Anonymous said...

Selfish? Yeah, we Americans are selfish to the tune of a TRILLION, (you know trillion?)US Dollars of FOREIGN aid/year. Thank You so much for showing how miserable we let's see, what does Pakistan provide?

Riaz Haq said...

Dear Anonymous,
First, let me assure you that I am an American, an American by choice, not by the accident of birth. I am as patriotic as any other American and I don't have to prove it to you or anyone else.
Second, read my blog post carefully. The adjective "selfish" in my post applies specifically to the farmers and politicians involved in special interest politics, not to the American nation. The actions of this special interest group are designed to help themselves at the expense of American taxpayers and the poor/hungry citizens of this world who have the potential to derail America's efforts toward a peaceful,secure and globalized world.
Third, your patronizing tone is totally off the mark in talking about "trillion US $" per year in US foreign aid. This shows your ignorance of the facts. The US foreign aid is one of the smallest in the world: Only .07% of the GDP, ahead only of New Zealand among the industrialized world. Please refer to this link:
Fourth, your comparison of the US with Pakistan is irrelevant and just ludicrous.

Riaz Haq said...

US and EU farm subsidies to their cotton growers are hurting Africa's poor. Here's a report on it:

West Africa rises up to end $31.4 bn rich world cotton subsidies

Dakar, 10 February 2011 – High-level West African political leaders are joining forces with a broad coalition of African and South American smallholder and global farmer organisations to launch a huge new offensive demanding the phasing out and elimination of rich world trade distorting subsidies in cotton.

The release this week (Wednesday 9th February) at the World Social Forum of a new updated version of the Great Cotton Stitch-Up report by Fairtrade reveals that in the nine years since the Doha Development Round was launched in 2001, the United States and the European Union paid out a staggering USD 31.4 BILLION in subsidies to its farmers so squeezing out 10 million West African cotton farmers from trading their way out of poverty.

In addition, the West African Economic and Monetary Union (UEMOA) is also prioritising and upgrading the cotton subsidy issue and will shortly be unveiling its own offensive in Brussels as the European Parliament prepare to vote on the €55 billion Common Agricultural Policy reform in June.

2011 is a crucial year for the global trading system.
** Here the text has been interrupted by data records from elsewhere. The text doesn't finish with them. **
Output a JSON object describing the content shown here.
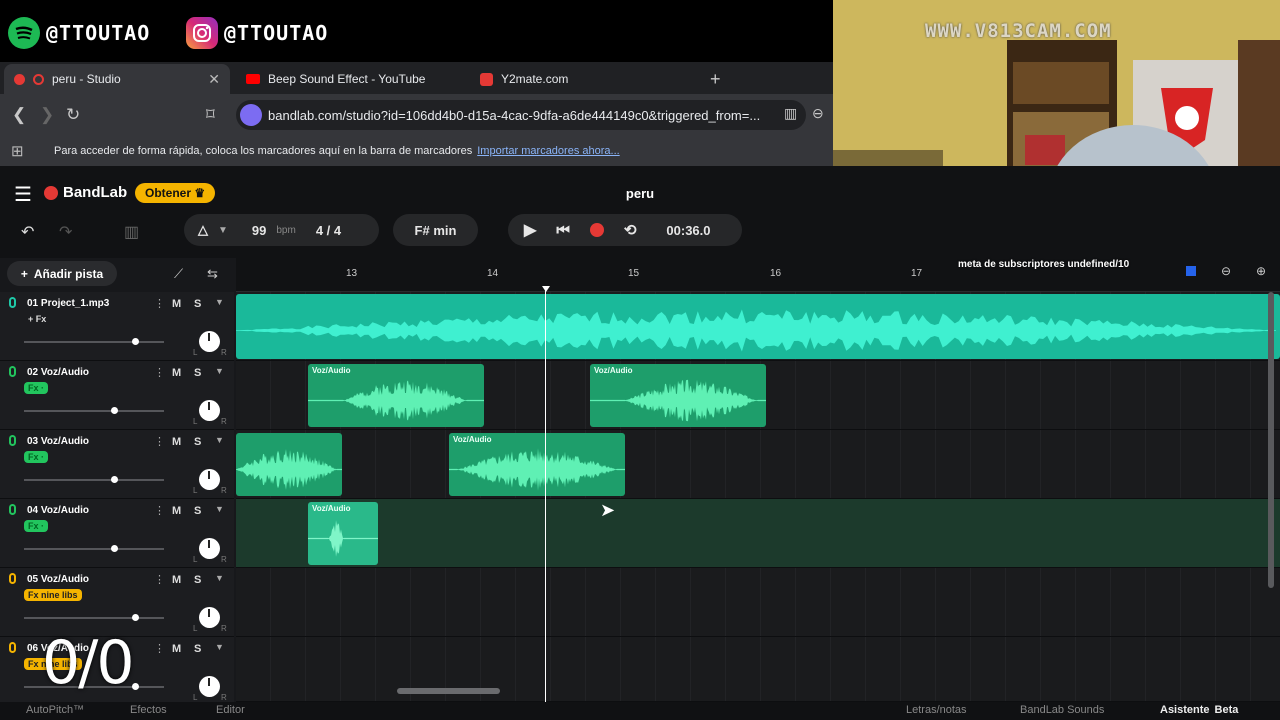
{
  "social": {
    "spotify_handle": "@TTOUTAO",
    "instagram_handle": "@TTOUTAO"
  },
  "browser": {
    "tabs": [
      {
        "label": "peru - Studio",
        "active": true
      },
      {
        "label": "Beep Sound Effect - YouTube",
        "active": false
      },
      {
        "label": "Y2mate.com",
        "active": false
      }
    ],
    "url": "bandlab.com/studio?id=106dd4b0-d15a-4cac-9dfa-a6de444149c0&triggered_from=...",
    "bookmarks_text": "Para acceder de forma rápida, coloca los marcadores aquí en la barra de marcadores",
    "bookmarks_link": "Importar marcadores ahora..."
  },
  "bandlab": {
    "logo": "BandLab",
    "get_button": "Obtener",
    "project_name": "peru",
    "bpm_value": "99",
    "bpm_unit": "bpm",
    "time_signature": "4 / 4",
    "key": "F# min",
    "time": "00:36.0",
    "add_track": "Añadir pista",
    "ruler_ticks": [
      "13",
      "14",
      "15",
      "16",
      "17"
    ],
    "tracks": [
      {
        "name": "01  Project_1.mp3",
        "fx": "+ Fx",
        "color": "#1fc9a8",
        "volume": 0.8
      },
      {
        "name": "02  Voz/Audio",
        "fx": "Fx ·",
        "color": "#22c55e",
        "volume": 0.65
      },
      {
        "name": "03  Voz/Audio",
        "fx": "Fx ·",
        "color": "#22c55e",
        "volume": 0.65
      },
      {
        "name": "04  Voz/Audio",
        "fx": "Fx ·",
        "color": "#22c55e",
        "volume": 0.65
      },
      {
        "name": "05  Voz/Audio",
        "fx": "Fx  nine libs",
        "color": "#f5b400",
        "volume": 0.8
      },
      {
        "name": "06  Voz/Audio",
        "fx": "Fx  nine libs",
        "color": "#f5b400",
        "volume": 0.8
      }
    ],
    "clip_label": "Voz/Audio",
    "mute": "M",
    "solo": "S",
    "pan_left": "L",
    "pan_right": "R",
    "bottom": {
      "autopitch": "AutoPitch™",
      "effects": "Efectos",
      "editor": "Editor",
      "lyrics": "Letras/notas",
      "sounds": "BandLab Sounds",
      "assistant": "Asistente",
      "beta": "Beta"
    }
  },
  "overlay": {
    "counter": "0/0",
    "subscriber_goal": "meta de subscriptores undefined/10"
  },
  "webcam": {
    "watermark": "WWW.V813CAM.COM"
  }
}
This summer the European Parliament will begin reform of the €55 billion Common Agricultural Policy subsidy regime, the US Congress begin work in framing a new Farm Bill while attempts to revive the stalled Doha Development Round culminate in a World Trade Organisation Ministerial, expected in November.
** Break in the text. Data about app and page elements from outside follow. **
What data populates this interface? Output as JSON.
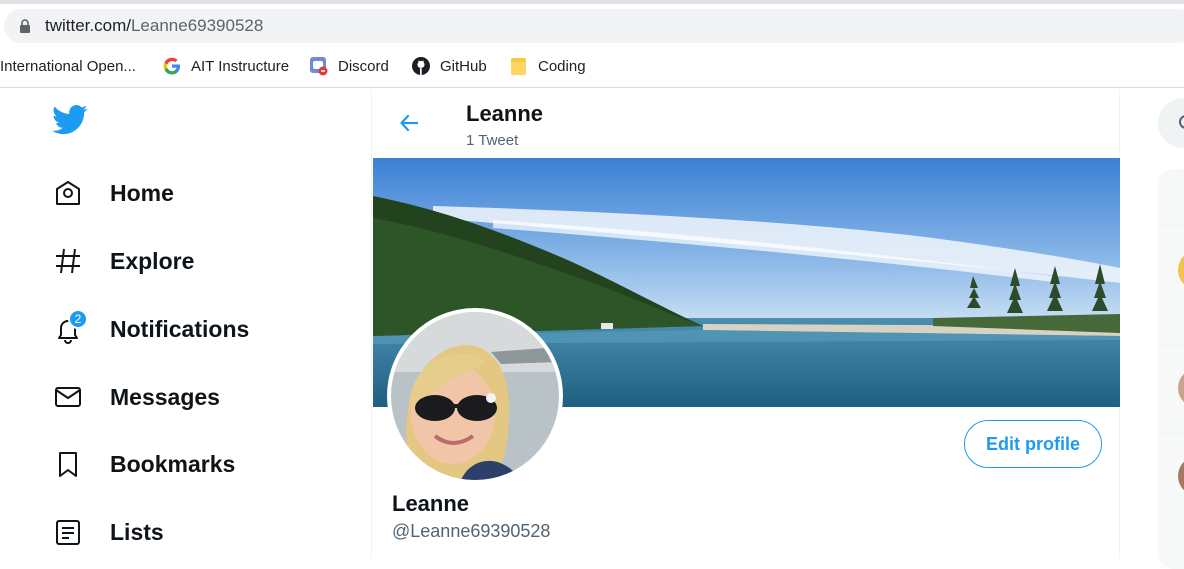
{
  "browser": {
    "url_host": "twitter.com/",
    "url_path": "Leanne69390528",
    "bookmarks": [
      {
        "label": "International Open...",
        "icon": "none"
      },
      {
        "label": "AIT Instructure",
        "icon": "google-icon"
      },
      {
        "label": "Discord",
        "icon": "discord-icon"
      },
      {
        "label": "GitHub",
        "icon": "github-icon"
      },
      {
        "label": "Coding",
        "icon": "folder-icon"
      }
    ]
  },
  "nav": {
    "items": [
      {
        "label": "Home",
        "icon": "home-icon"
      },
      {
        "label": "Explore",
        "icon": "hashtag-icon"
      },
      {
        "label": "Notifications",
        "icon": "bell-icon",
        "badge": "2"
      },
      {
        "label": "Messages",
        "icon": "envelope-icon"
      },
      {
        "label": "Bookmarks",
        "icon": "bookmark-icon"
      },
      {
        "label": "Lists",
        "icon": "list-icon"
      }
    ]
  },
  "header": {
    "name": "Leanne",
    "tweet_count": "1 Tweet"
  },
  "profile": {
    "name": "Leanne",
    "handle": "@Leanne69390528",
    "edit_label": "Edit profile"
  },
  "colors": {
    "accent": "#1d9bf0",
    "text": "#0f1419",
    "muted": "#536471"
  }
}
Kwame Banson, Fairtrade Africa Regional Coordinator for West Africa, comments:

‘This is the crunch year for rich-world subsidies, with the EU and US at a genuine crossroad. One way leads to more misery for African farmers, the other to fairer way of doing trade. This coalition demands that they take the right path because African farmers can no longer be the casualties of the politics of the North.’

Moussa Doubia, Small-hold Malian Cotton Farmer, speaking of the impact of competing against subsidised cotton, adds:

‘Sometimes I can’t sleep. Sometimes it’s hard and unbearable… The cotton price is not enough for farmers to cover our needs including school fees and health.’

The report’s launch comes as Mali Minister of Industry, Investment and Commerce, Ahmadou Abdoulaye Diallo confirmed his country is seriously considering taking the US to the WTO Disputes Panel Settlement over its USD 24.45 billion subsidies, potentially leading to retaliatory action against the US by suspending protection of US intellectual property. He also states Mali will veto the entire Doha Trade deal over the issue so further reigniting what is the most vivid example of trade injustice.